I have two trains of thought on giving up and walking away. Actually make that three. The first is when to give up on a manuscript that just won't work, won't sell or gives you the heeby jeebies. Do you think there comes a time when an author simply has to admit defeat, say the manuscript demon won and toss it?
Put it away for a few months or a few years. I'm one of these people that gets hit with the inspiration brick. I can try all I want to force the ideas and imagination it takes to come up with passionate, romantic stories and loveable characters but all I end up with is crap. One day I'll be changing a nappy or driving down the street to get bread or even having a shower and all of a sudden, my light bulb turns on and I have something to work with. If you know me, I sometimes walk around in a daze, with (apparently) a grr face. I'm not angry or about to kick your butt. I'm getting an idea and the amount of energy and concentration hurts! So many people that don't read romance (or anything intelligent for that matter) think writing romance is sooo easy and that it doesn't take brains or talent.
Oh how wrong these losers are! I want to hit them in their narrow minded heads and tell them to give it a go. I know some women who took 10-15 years to get published and others who did it early or with their first books but then after a run, something happens. Your agent quits, moves, runs out of cash or dies. Your publisher goes belly up or gets bought out by one of the larger houses and they 'no longer think you fit'. This game is a hard one!
This brings to me to my next train of thought, now that I've waffled a bit. When should you consider changing genres or your targeted line? If you write for Mills and Boon or Harlequin and you know you definitely want a certain line, ie Blaze.
I have two contemporary manuscripts nearly ready to be submitted and while I would love it if both of them turned up with a red cover and a hunk on the front, I know one probably fits better with Sexy or Presents. Make sure you read the lines you want to target. If you aren't having any luck with Regency but you've read hundreds of Georgian or Victorian novels, write one of them! Stick with what you know. If you try to write all the time and never read anything, how will you know the current trends? You could be trying to write a bosom heaving, corset busting, manhood, steely member type of thing only to find they went out with the 80's along with so many other faux pas. If what you're doing just isn't working, put it away and try something else.
Now for that third train... When is it truly time to give up on writing and your dream of becoming an author?
Never, ever, ever, ever!!
Don't let anyone tell you, you can't do it! I recently heard a story from Mary Jo Putney at the RWAus conference and it went a little something like this...
A violinist went to a performance of someone famous (would help if I could remember the name). After the show he went back stage and asked the famous man to hear him play. the celeb said 'sure why not' and listened while the violinist played. At the end of the piece the celeb told him he was very good but that he just didn't have what it took to make it.
So the man went off and was very successful in his day job and his family forgetting about his dream to become famous. Many years later he saw the celeb again and asked him why he'd thought he didn't have what it took. The celeb then said...
"If you had it, you wouldn't have listened to me. You would have worked and worked and worked and you would have made it." (I took a lot of free licence on this :P )

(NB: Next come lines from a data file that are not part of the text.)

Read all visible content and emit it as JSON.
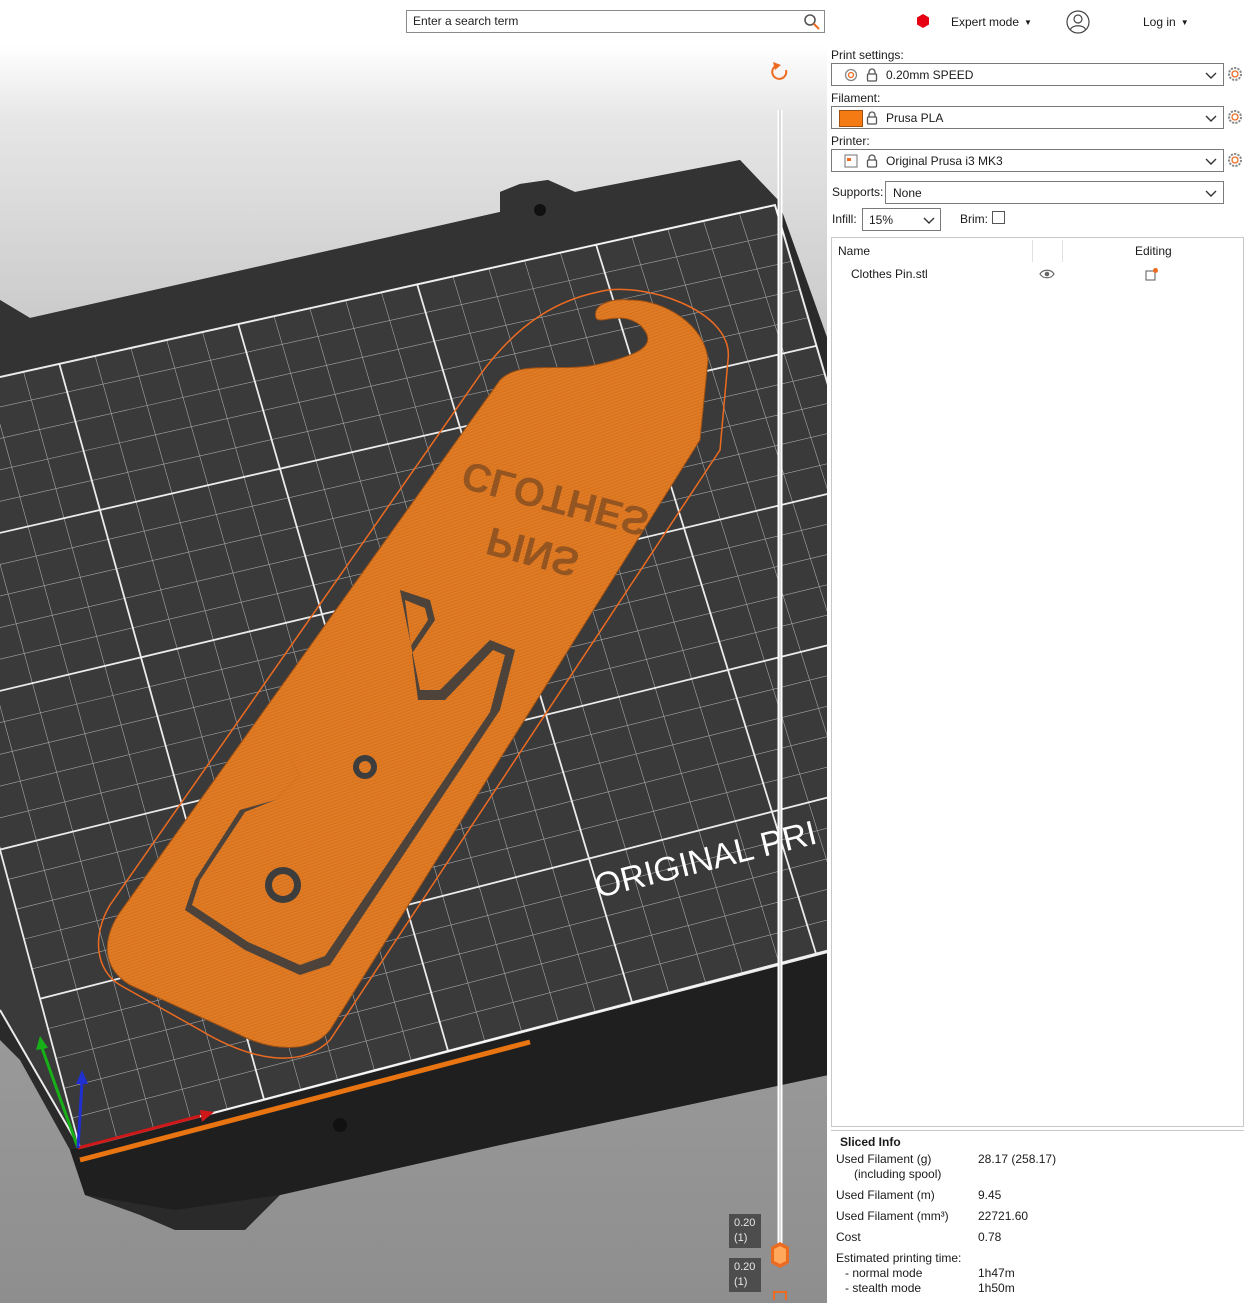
{
  "search": {
    "placeholder": "Enter a search term"
  },
  "header": {
    "mode_label": "Expert mode",
    "login_label": "Log in"
  },
  "viewport": {
    "bed_logo_text": "ORIGINAL PRI",
    "model_text_line1": "CLOTHES",
    "model_text_line2": "PINS",
    "layer_top": {
      "height": "0.20",
      "layer": "(1)"
    },
    "layer_bottom": {
      "height": "0.20",
      "layer": "(1)"
    }
  },
  "settings": {
    "print_label": "Print settings:",
    "print_value": "0.20mm SPEED",
    "filament_label": "Filament:",
    "filament_value": "Prusa PLA",
    "filament_color": "#f47b13",
    "printer_label": "Printer:",
    "printer_value": "Original Prusa i3 MK3",
    "supports_label": "Supports:",
    "supports_value": "None",
    "infill_label": "Infill:",
    "infill_value": "15%",
    "brim_label": "Brim:",
    "brim_checked": false
  },
  "object_list": {
    "col_name": "Name",
    "col_editing": "Editing",
    "items": [
      {
        "name": "Clothes Pin.stl"
      }
    ]
  },
  "sliced_info": {
    "title": "Sliced Info",
    "rows": [
      {
        "key": "Used Filament (g)",
        "sub": "(including spool)",
        "value": "28.17 (258.17)"
      },
      {
        "key": "Used Filament (m)",
        "value": "9.45"
      },
      {
        "key": "Used Filament (mm³)",
        "value": "22721.60"
      },
      {
        "key": "Cost",
        "value": "0.78"
      },
      {
        "key": "Estimated printing time:",
        "value": ""
      },
      {
        "key": "- normal mode",
        "value": "1h47m"
      },
      {
        "key": "- stealth mode",
        "value": "1h50m"
      }
    ]
  },
  "colors": {
    "accent": "#ed6b21",
    "bed": "#2e2e2e",
    "model": "#e07a23",
    "grid": "#ffffff"
  }
}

So there you have it. Never give up. If you want it bad enough, take every rejection and build a bridge. Climb over the hurdles and change what isn't working for you. Enter competitions, send out queries and with each new batch of criticism and comments, work on it. Hone your craft until you get 'the call'. Nothing in life is easy and this won't be either. If it was, there would be no satisfaction at the end, you wouldn't get paid for it and every Joe Blow and Tom, Dick and Harry would be published and the quality of books with take a nose dive off a cliff.
Keep at it, work your butt off and one day you will succeed.
Now to take my own advice and finish the damn book so I can indulge in my current obsession for vampires and Twilight (thankyou Stehpanie Meyer). Until next week...